Tennessee Wildlife Researchers Airlift Pregnant Elk Via Helicopter

Elk airlifted

You can add “helicopter rides” to the list of side effects during pregnancy.

That is if we’re talking about Tennessee’s elk population. If you’ve been in the Volunteer state recently and thought you partied too hard on Broadway when you saw an elk flying through the air, I can assure you that you weren’t seeing things (possibly).

The Tennessee Wildlife Resources Agency and its wildlife officials has been working diligently to conduct a unique and first-of-its-kind study based upon cow elk. The information gathered from the effort hopes to allow for a better understanding of the elk population’s dynamics.

Studying the pregnant elk does get a tad complicated. In order to complete the two-year study (which is being spearheaded by the University of Tennessee, the Kentucky Department of Fish and Wildlife, and the Rocky Mountain Elk Foundation), crews in helicopters first have to capture the cow elk.

Once they trap them (usually by net), researchers and veterinarians check out the wild animals and implant them with GPS transmitters that can track their movement across the region. Why, you might be asking?

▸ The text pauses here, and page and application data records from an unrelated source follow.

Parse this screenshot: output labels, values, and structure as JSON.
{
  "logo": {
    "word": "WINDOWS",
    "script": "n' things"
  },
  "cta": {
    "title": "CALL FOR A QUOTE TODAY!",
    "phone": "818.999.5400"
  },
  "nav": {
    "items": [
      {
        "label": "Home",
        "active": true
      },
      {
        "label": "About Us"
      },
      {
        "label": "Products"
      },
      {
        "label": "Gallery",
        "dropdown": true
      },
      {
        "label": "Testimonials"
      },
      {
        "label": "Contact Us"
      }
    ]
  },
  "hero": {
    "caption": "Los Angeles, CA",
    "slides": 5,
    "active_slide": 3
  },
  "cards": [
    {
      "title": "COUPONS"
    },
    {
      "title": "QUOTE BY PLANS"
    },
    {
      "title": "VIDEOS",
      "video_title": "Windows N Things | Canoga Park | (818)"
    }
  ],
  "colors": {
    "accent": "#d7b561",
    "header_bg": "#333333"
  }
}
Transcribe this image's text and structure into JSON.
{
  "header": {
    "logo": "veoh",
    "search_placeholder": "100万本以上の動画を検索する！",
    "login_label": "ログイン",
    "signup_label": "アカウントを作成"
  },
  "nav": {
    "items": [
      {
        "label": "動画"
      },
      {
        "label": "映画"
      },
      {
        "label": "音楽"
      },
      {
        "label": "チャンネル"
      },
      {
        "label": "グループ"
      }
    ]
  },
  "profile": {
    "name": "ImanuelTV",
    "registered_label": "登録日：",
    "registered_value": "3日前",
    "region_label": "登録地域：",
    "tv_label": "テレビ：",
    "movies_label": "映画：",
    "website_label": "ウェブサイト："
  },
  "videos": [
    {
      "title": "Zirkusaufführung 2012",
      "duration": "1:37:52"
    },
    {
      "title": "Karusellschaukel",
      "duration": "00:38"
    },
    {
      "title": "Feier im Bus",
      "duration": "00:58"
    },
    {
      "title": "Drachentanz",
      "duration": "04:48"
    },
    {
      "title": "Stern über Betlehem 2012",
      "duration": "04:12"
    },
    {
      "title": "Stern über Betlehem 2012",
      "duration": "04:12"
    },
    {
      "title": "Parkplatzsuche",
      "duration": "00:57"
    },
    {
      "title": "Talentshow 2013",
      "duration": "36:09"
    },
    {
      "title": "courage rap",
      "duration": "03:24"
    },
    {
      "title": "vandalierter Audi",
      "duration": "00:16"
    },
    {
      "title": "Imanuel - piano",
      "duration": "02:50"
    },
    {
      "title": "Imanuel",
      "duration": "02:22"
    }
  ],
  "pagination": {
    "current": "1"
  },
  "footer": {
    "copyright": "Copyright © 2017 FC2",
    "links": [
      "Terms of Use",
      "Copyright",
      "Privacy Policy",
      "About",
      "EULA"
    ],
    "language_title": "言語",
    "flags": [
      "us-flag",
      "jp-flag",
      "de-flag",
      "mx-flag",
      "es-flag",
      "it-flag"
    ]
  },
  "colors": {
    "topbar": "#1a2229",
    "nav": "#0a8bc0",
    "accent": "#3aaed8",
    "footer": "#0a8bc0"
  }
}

The Tennessee Wildlife Resource Agency’s elk program coordinator Garrett Clevenger described it as this:

“We’re putting a transmitter inside the pregnant cow, specifically targeting those, in hopes that when they give birth in May (or) June, we’ll be able to go out and collar the calves and then monitor them over the course of their life to see when they’re actually recruited into the population.”

Before they implant the tracking devices though, they have to catch each elk, and that’s where the helicopters (and subsequent elk rides) come in.

But listen, I know why you clicked on this story. You have probably been thinking this whole time, if you didn’t already skip down to the bottom:

“When is this guy going to shut up and show me the video of a pregnant elk soaring through the air via helicopter?”

Trust me, I HEAR you, and I’m happy to direct you to the wild (in the name of science) video below:

A beer bottle on a dock



A beer bottle on a dock